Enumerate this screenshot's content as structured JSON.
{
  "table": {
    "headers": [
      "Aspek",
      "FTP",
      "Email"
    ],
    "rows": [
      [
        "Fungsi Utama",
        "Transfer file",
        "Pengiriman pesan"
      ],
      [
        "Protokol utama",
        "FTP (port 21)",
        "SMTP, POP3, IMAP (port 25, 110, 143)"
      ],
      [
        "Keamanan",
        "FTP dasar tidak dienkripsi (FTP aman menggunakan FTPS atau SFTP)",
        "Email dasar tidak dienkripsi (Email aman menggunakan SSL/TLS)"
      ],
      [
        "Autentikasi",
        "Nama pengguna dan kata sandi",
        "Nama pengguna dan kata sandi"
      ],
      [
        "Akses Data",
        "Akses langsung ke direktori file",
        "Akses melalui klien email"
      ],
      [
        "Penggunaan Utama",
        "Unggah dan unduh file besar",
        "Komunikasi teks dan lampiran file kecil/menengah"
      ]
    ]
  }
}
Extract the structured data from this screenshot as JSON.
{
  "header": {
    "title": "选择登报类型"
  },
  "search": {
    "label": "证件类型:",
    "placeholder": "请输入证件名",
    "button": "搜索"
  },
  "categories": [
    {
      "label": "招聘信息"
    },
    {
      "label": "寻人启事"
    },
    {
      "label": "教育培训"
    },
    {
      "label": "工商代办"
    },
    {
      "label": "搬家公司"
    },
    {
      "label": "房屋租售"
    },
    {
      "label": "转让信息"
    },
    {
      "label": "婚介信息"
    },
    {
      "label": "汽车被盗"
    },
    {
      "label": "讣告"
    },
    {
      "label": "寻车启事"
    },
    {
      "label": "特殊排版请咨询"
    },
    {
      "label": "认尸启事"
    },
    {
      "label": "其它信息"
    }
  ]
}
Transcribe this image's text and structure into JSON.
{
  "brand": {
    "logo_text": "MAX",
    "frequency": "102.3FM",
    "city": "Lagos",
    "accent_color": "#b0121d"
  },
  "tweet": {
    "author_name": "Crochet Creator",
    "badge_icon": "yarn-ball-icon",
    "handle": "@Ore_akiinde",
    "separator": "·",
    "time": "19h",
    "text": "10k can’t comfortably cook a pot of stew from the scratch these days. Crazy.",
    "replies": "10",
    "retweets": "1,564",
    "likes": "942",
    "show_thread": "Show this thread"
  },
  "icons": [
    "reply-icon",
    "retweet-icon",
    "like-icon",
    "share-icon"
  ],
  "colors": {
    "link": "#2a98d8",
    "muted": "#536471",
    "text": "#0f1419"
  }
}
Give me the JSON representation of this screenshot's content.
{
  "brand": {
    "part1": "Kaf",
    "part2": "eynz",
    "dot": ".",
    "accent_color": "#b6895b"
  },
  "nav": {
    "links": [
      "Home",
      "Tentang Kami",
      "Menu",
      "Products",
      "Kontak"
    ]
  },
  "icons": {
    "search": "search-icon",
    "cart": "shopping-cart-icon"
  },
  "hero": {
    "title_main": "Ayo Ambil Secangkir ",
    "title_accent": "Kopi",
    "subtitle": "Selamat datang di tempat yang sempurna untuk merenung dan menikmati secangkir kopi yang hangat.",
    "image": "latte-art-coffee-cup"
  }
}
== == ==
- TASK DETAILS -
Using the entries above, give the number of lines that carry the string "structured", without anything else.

- WRITTEN RESPONSE -
2